Julie: I think my questions are more closely related to disability and stigma associated with it - questions like "how do we balance the support needs of an individual with the needs of society as a whole? How do we find the synthesis between what works better for disabled people and what works better for everyone? How can we make sure disabled people have the same opportunities as non-disabled people? How can we build spaces that support positive changes in attitudes and perceptions toward disability and disabled people? How can we make sure disabled people have a LOUD voice in decision-making? Are we using these assistive technology tools to build the kind of life this person deserves? It is easy for experts (myself included!), or assistive technology professionals, or voc rehab therapists, or researchers to know what we are working towards: increased functionality, improved independence, more control and autonomy, better employment outcomes... but we aren't often reflective enough to think about what kind of life this disabled person wants to have and deserves. These ideas are often governed by what is funded - what technologies can this person afford?, what does their insurance cover?, what is this funding source willing to provide?... It is so easy to lose sight of the fact that our expectations are sometimes VERY LOW for what kind of quality, daily existence someone not only deserves to have but deserves to be supported to achieve. We get caught up in the process of finding and providing supports, and have to keep coming back to 'am I helping to build the kind of daily life this person deserves to enjoy? Am I finding tools to build the right experiences for this person and their family?' I worry that we have failed to effectively quantify the importance of having disabled people in every single space ... representation is incredibly impactful; there is so much reciprocity between disabled and non-disabled people negotiating and navigating spaces and processes together. There is value here that makes asking these questions worthwhile!
Q4: What are your expectations for the M-Enabling Summit and what would make your visit to the conference a success?

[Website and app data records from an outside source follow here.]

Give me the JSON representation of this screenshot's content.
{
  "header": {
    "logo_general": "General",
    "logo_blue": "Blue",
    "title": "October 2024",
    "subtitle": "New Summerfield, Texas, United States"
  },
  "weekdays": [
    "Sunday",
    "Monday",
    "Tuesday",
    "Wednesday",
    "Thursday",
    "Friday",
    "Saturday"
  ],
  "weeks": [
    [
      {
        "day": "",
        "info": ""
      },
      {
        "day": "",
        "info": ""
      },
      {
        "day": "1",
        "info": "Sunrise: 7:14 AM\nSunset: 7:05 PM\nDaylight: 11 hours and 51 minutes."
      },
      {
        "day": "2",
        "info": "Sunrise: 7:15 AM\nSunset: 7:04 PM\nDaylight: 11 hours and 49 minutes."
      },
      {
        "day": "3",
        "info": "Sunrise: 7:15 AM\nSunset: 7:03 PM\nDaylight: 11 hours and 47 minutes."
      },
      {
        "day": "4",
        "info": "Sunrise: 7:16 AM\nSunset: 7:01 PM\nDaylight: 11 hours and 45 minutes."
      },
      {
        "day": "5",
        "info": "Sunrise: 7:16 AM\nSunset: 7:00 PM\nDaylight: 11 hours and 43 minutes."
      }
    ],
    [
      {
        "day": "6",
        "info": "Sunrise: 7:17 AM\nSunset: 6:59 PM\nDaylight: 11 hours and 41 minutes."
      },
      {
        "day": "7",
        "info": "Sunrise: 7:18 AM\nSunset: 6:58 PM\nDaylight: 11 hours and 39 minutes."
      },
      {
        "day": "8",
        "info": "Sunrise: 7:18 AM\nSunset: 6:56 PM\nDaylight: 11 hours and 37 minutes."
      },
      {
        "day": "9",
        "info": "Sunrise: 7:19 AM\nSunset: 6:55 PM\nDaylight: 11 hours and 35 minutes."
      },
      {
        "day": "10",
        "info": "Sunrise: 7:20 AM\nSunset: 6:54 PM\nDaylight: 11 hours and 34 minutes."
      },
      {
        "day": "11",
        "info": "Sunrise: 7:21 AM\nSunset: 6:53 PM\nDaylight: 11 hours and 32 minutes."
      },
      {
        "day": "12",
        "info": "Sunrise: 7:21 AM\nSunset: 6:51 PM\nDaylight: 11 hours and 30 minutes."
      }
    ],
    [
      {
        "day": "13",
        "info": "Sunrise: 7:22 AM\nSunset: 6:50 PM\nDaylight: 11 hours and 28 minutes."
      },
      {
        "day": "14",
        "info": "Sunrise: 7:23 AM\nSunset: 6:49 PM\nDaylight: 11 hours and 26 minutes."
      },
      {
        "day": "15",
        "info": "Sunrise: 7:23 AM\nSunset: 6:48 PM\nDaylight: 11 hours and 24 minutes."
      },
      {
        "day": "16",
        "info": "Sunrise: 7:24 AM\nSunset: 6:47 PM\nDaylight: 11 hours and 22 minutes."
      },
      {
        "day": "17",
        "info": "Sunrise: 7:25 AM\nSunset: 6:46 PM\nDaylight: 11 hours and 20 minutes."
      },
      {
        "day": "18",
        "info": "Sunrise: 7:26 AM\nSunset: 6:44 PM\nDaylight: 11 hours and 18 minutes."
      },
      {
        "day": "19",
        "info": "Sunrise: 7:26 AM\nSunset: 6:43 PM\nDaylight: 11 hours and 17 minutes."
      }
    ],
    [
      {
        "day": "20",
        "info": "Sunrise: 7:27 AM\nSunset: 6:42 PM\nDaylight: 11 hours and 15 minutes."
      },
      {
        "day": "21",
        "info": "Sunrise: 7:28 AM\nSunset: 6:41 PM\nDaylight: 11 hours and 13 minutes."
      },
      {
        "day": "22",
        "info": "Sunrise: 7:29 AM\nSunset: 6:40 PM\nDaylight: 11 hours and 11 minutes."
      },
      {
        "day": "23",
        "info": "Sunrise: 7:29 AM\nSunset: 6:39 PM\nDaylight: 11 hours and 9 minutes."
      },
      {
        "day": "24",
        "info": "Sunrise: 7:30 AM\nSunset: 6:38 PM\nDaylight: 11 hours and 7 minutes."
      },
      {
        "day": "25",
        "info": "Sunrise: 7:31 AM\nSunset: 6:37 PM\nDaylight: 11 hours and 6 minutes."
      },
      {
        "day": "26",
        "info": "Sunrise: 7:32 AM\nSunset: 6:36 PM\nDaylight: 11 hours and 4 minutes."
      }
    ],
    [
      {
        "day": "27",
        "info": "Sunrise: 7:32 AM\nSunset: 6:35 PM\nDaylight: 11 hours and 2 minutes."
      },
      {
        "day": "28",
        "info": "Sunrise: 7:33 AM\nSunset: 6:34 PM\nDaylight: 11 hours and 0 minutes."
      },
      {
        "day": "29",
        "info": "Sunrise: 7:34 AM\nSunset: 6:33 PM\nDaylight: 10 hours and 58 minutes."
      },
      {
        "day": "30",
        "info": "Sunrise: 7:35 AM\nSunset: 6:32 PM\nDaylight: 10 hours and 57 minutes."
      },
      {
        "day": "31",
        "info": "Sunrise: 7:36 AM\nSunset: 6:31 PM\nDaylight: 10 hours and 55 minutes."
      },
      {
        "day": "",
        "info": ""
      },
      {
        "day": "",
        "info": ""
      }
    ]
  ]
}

Julie: I am anxious to hear about what different people and organizations are working on - M-Enabling pulls in such an impressive group of thought leaders and status-quo challengers. I enjoy hearing all of the different ways people are shaking things up in their organizations and sectors. I always leave M-Enabling with so many people to connect with on LinkedIn so I can keep following advancements and great work in the field. My conference visit will be a success when I learn about the work high-profile organizations are doing that are responsive to connections they have made at M-Enabling. Seeing these talks and networking conversations turn into collaborative actions by attendees is the most satisfying part of participating in M-Enabling!
Julie's most recent work has been as a consulting researcher for a charity in the UK, Leonard Cheshire, helping to deliver assistive technology and understand the conditions under which people get the best use of their (assistive) technologies so that we can plan for organization-wide delivery. For any additional details, visit her LinkedIn page: https://www.linkedin.com/in/julieeshlemanatresearcher/
Link to the M-Enabling Summit: https://m-enabling.com/